## Task to carry out
Find how many lines in the material below contain the word "IDEFS" and give only that number.

## Information
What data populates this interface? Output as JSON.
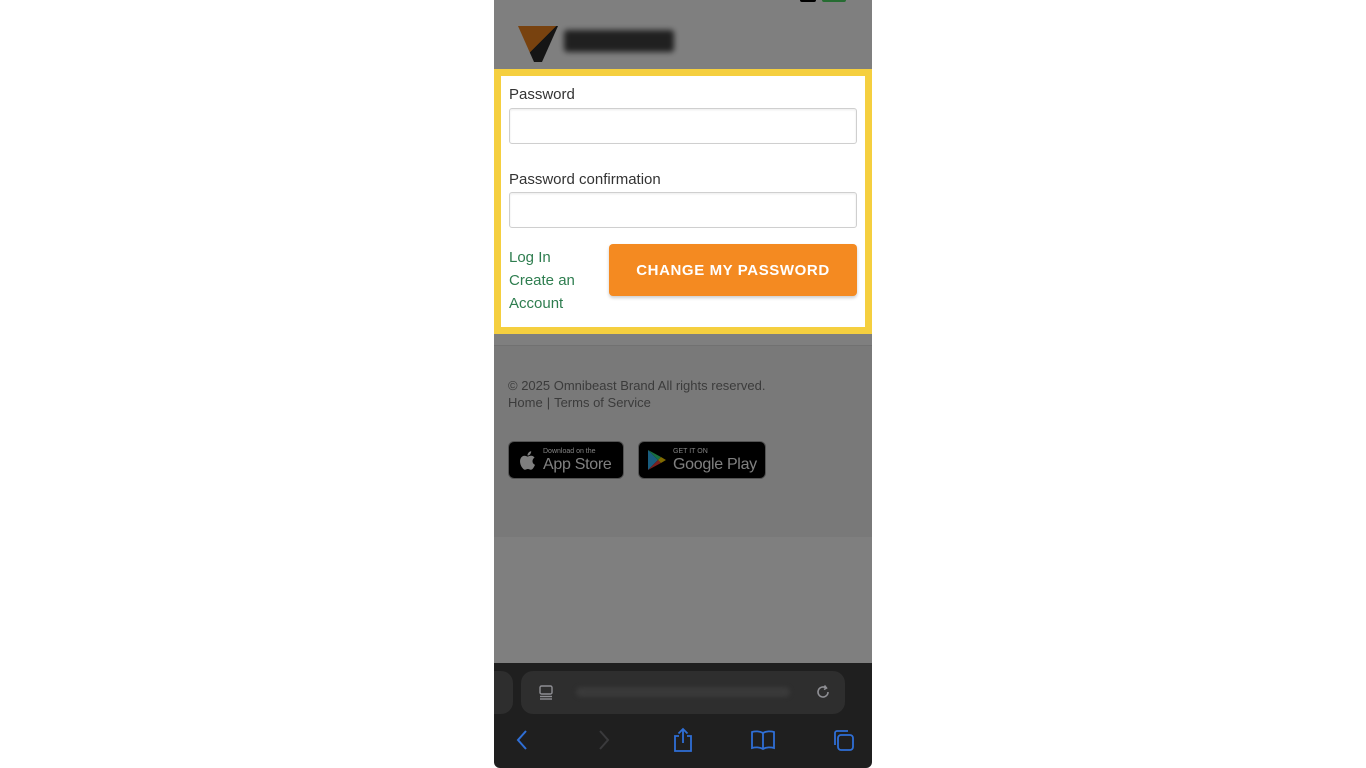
{
  "form": {
    "password_label": "Password",
    "password_value": "",
    "confirm_label": "Password confirmation",
    "confirm_value": "",
    "links": [
      "Log In",
      "Create an Account"
    ],
    "submit_label": "CHANGE MY PASSWORD"
  },
  "footer": {
    "copyright": "© 2025 Omnibeast Brand All rights reserved.",
    "links": [
      "Home",
      "|",
      "Terms of Service"
    ]
  },
  "badges": {
    "appstore_small": "Download on the",
    "appstore_big": "App Store",
    "google_small": "GET IT ON",
    "google_big": "Google Play"
  },
  "colors": {
    "highlight": "#f5cf3f",
    "accent": "#f48a21",
    "link": "#2e7d4f"
  },
  "icons": [
    "apple-icon",
    "google-play-icon",
    "reader-icon",
    "reload-icon",
    "back-icon",
    "forward-icon",
    "share-icon",
    "bookmarks-icon",
    "tabs-icon"
  ]
}
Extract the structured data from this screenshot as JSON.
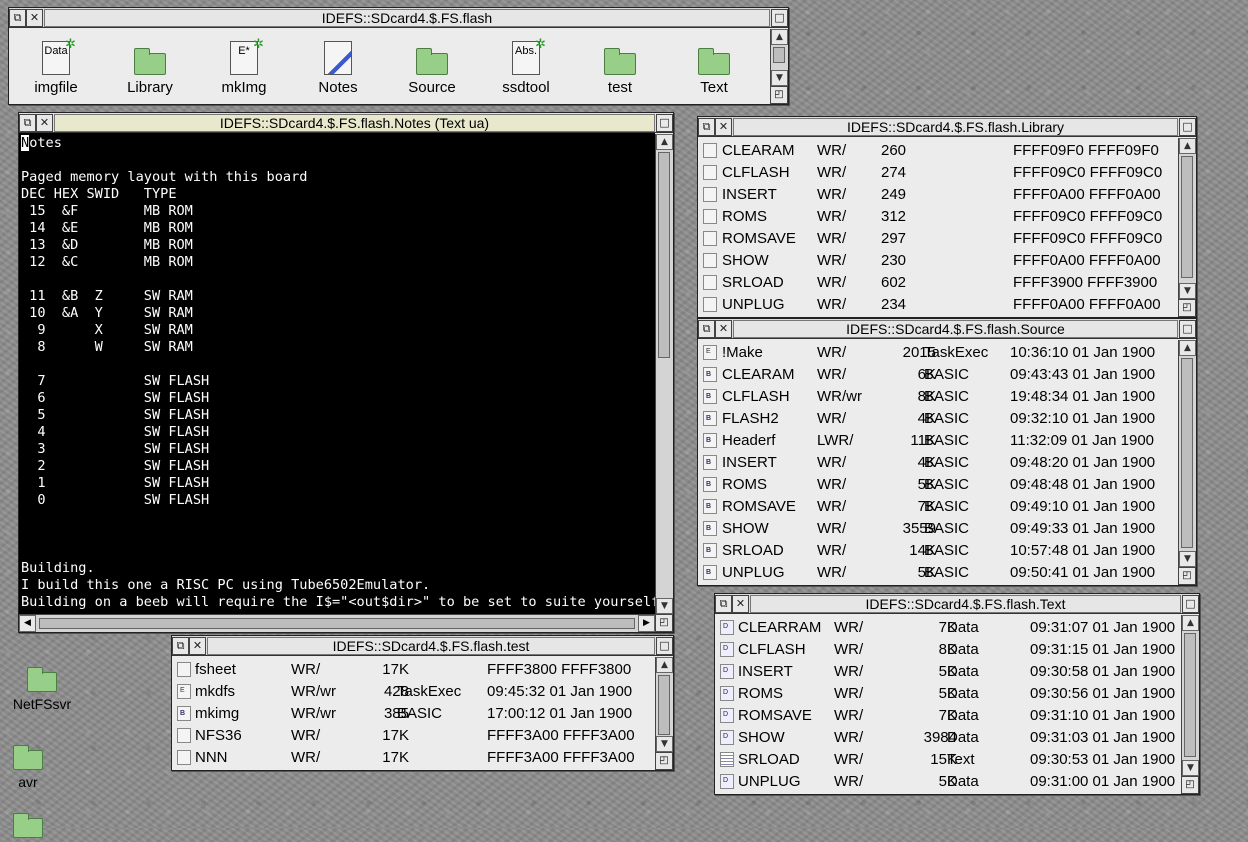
{
  "filer_main": {
    "title": "IDEFS::SDcard4.$.FS.flash",
    "items": [
      {
        "name": "imgfile",
        "icon": "data-file-icon",
        "badge": "Data"
      },
      {
        "name": "Library",
        "icon": "folder-icon"
      },
      {
        "name": "mkImg",
        "icon": "executable-file-icon",
        "badge": "E*"
      },
      {
        "name": "Notes",
        "icon": "notes-app-icon"
      },
      {
        "name": "Source",
        "icon": "folder-icon"
      },
      {
        "name": "ssdtool",
        "icon": "absolute-file-icon",
        "badge": "Abs."
      },
      {
        "name": "test",
        "icon": "folder-icon"
      },
      {
        "name": "Text",
        "icon": "folder-icon"
      }
    ]
  },
  "notes_window": {
    "title": "IDEFS::SDcard4.$.FS.flash.Notes (Text ua)",
    "cursor_char": "N",
    "first_line_rest": "otes",
    "lines": [
      "",
      "Paged memory layout with this board",
      "DEC HEX SWID   TYPE",
      " 15  &F        MB ROM",
      " 14  &E        MB ROM",
      " 13  &D        MB ROM",
      " 12  &C        MB ROM",
      "",
      " 11  &B  Z     SW RAM",
      " 10  &A  Y     SW RAM",
      "  9      X     SW RAM",
      "  8      W     SW RAM",
      "",
      "  7            SW FLASH",
      "  6            SW FLASH",
      "  5            SW FLASH",
      "  4            SW FLASH",
      "  3            SW FLASH",
      "  2            SW FLASH",
      "  1            SW FLASH",
      "  0            SW FLASH",
      "",
      "",
      "",
      "Building.",
      "I build this one a RISC PC using Tube6502Emulator.",
      "Building on a beeb will require the I$=\"<out$dir>\" to be set to suite yourself."
    ]
  },
  "library_window": {
    "title": "IDEFS::SDcard4.$.FS.flash.Library",
    "rows": [
      {
        "name": "CLEARAM",
        "access": "WR/",
        "size": "260",
        "addr": "FFFF09F0 FFFF09F0"
      },
      {
        "name": "CLFLASH",
        "access": "WR/",
        "size": "274",
        "addr": "FFFF09C0 FFFF09C0"
      },
      {
        "name": "INSERT",
        "access": "WR/",
        "size": "249",
        "addr": "FFFF0A00 FFFF0A00"
      },
      {
        "name": "ROMS",
        "access": "WR/",
        "size": "312",
        "addr": "FFFF09C0 FFFF09C0"
      },
      {
        "name": "ROMSAVE",
        "access": "WR/",
        "size": "297",
        "addr": "FFFF09C0 FFFF09C0"
      },
      {
        "name": "SHOW",
        "access": "WR/",
        "size": "230",
        "addr": "FFFF0A00 FFFF0A00"
      },
      {
        "name": "SRLOAD",
        "access": "WR/",
        "size": "602",
        "addr": "FFFF3900 FFFF3900"
      },
      {
        "name": "UNPLUG",
        "access": "WR/",
        "size": "234",
        "addr": "FFFF0A00 FFFF0A00"
      }
    ]
  },
  "source_window": {
    "title": "IDEFS::SDcard4.$.FS.flash.Source",
    "rows": [
      {
        "name": "!Make",
        "access": "WR/",
        "size": "2015",
        "type": "TaskExec",
        "date": "10:36:10 01 Jan 1900",
        "icon": "task"
      },
      {
        "name": "CLEARAM",
        "access": "WR/",
        "size": "6K",
        "type": "BASIC",
        "date": "09:43:43 01 Jan 1900",
        "icon": "basic"
      },
      {
        "name": "CLFLASH",
        "access": "WR/wr",
        "size": "8K",
        "type": "BASIC",
        "date": "19:48:34 01 Jan 1900",
        "icon": "basic"
      },
      {
        "name": "FLASH2",
        "access": "WR/",
        "size": "4K",
        "type": "BASIC",
        "date": "09:32:10 01 Jan 1900",
        "icon": "basic"
      },
      {
        "name": "Headerf",
        "access": "LWR/",
        "size": "11K",
        "type": "BASIC",
        "date": "11:32:09 01 Jan 1900",
        "icon": "basic"
      },
      {
        "name": "INSERT",
        "access": "WR/",
        "size": "4K",
        "type": "BASIC",
        "date": "09:48:20 01 Jan 1900",
        "icon": "basic"
      },
      {
        "name": "ROMS",
        "access": "WR/",
        "size": "5K",
        "type": "BASIC",
        "date": "09:48:48 01 Jan 1900",
        "icon": "basic"
      },
      {
        "name": "ROMSAVE",
        "access": "WR/",
        "size": "7K",
        "type": "BASIC",
        "date": "09:49:10 01 Jan 1900",
        "icon": "basic"
      },
      {
        "name": "SHOW",
        "access": "WR/",
        "size": "3559",
        "type": "BASIC",
        "date": "09:49:33 01 Jan 1900",
        "icon": "basic"
      },
      {
        "name": "SRLOAD",
        "access": "WR/",
        "size": "14K",
        "type": "BASIC",
        "date": "10:57:48 01 Jan 1900",
        "icon": "basic"
      },
      {
        "name": "UNPLUG",
        "access": "WR/",
        "size": "5K",
        "type": "BASIC",
        "date": "09:50:41 01 Jan 1900",
        "icon": "basic"
      }
    ]
  },
  "test_window": {
    "title": "IDEFS::SDcard4.$.FS.flash.test",
    "rows": [
      {
        "name": "fsheet",
        "access": "WR/",
        "size": "17K",
        "type": "",
        "date": "FFFF3800 FFFF3800",
        "icon": "plain"
      },
      {
        "name": "mkdfs",
        "access": "WR/wr",
        "size": "428",
        "type": "TaskExec",
        "date": "09:45:32 01 Jan 1900",
        "icon": "task"
      },
      {
        "name": "mkimg",
        "access": "WR/wr",
        "size": "385",
        "type": "BASIC",
        "date": "17:00:12 01 Jan 1900",
        "icon": "basic"
      },
      {
        "name": "NFS36",
        "access": "WR/",
        "size": "17K",
        "type": "",
        "date": "FFFF3A00 FFFF3A00",
        "icon": "plain"
      },
      {
        "name": "NNN",
        "access": "WR/",
        "size": "17K",
        "type": "",
        "date": "FFFF3A00 FFFF3A00",
        "icon": "plain"
      }
    ]
  },
  "text_window": {
    "title": "IDEFS::SDcard4.$.FS.flash.Text",
    "rows": [
      {
        "name": "CLEARRAM",
        "access": "WR/",
        "size": "7K",
        "type": "Data",
        "date": "09:31:07 01 Jan 1900",
        "icon": "data"
      },
      {
        "name": "CLFLASH",
        "access": "WR/",
        "size": "8K",
        "type": "Data",
        "date": "09:31:15 01 Jan 1900",
        "icon": "data"
      },
      {
        "name": "INSERT",
        "access": "WR/",
        "size": "5K",
        "type": "Data",
        "date": "09:30:58 01 Jan 1900",
        "icon": "data"
      },
      {
        "name": "ROMS",
        "access": "WR/",
        "size": "5K",
        "type": "Data",
        "date": "09:30:56 01 Jan 1900",
        "icon": "data"
      },
      {
        "name": "ROMSAVE",
        "access": "WR/",
        "size": "7K",
        "type": "Data",
        "date": "09:31:10 01 Jan 1900",
        "icon": "data"
      },
      {
        "name": "SHOW",
        "access": "WR/",
        "size": "3984",
        "type": "Data",
        "date": "09:31:03 01 Jan 1900",
        "icon": "data"
      },
      {
        "name": "SRLOAD",
        "access": "WR/",
        "size": "15K",
        "type": "Text",
        "date": "09:30:53 01 Jan 1900",
        "icon": "text"
      },
      {
        "name": "UNPLUG",
        "access": "WR/",
        "size": "5K",
        "type": "Data",
        "date": "09:31:00 01 Jan 1900",
        "icon": "data"
      }
    ]
  },
  "desktop": {
    "icons": [
      {
        "label": "NetFSsvr",
        "icon": "folder-icon"
      },
      {
        "label": "avr",
        "icon": "folder-icon"
      }
    ]
  },
  "colors": {
    "folder": "#98cf88",
    "window_bg": "#ececec",
    "desktop": "#8e8e8e"
  }
}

## Output
6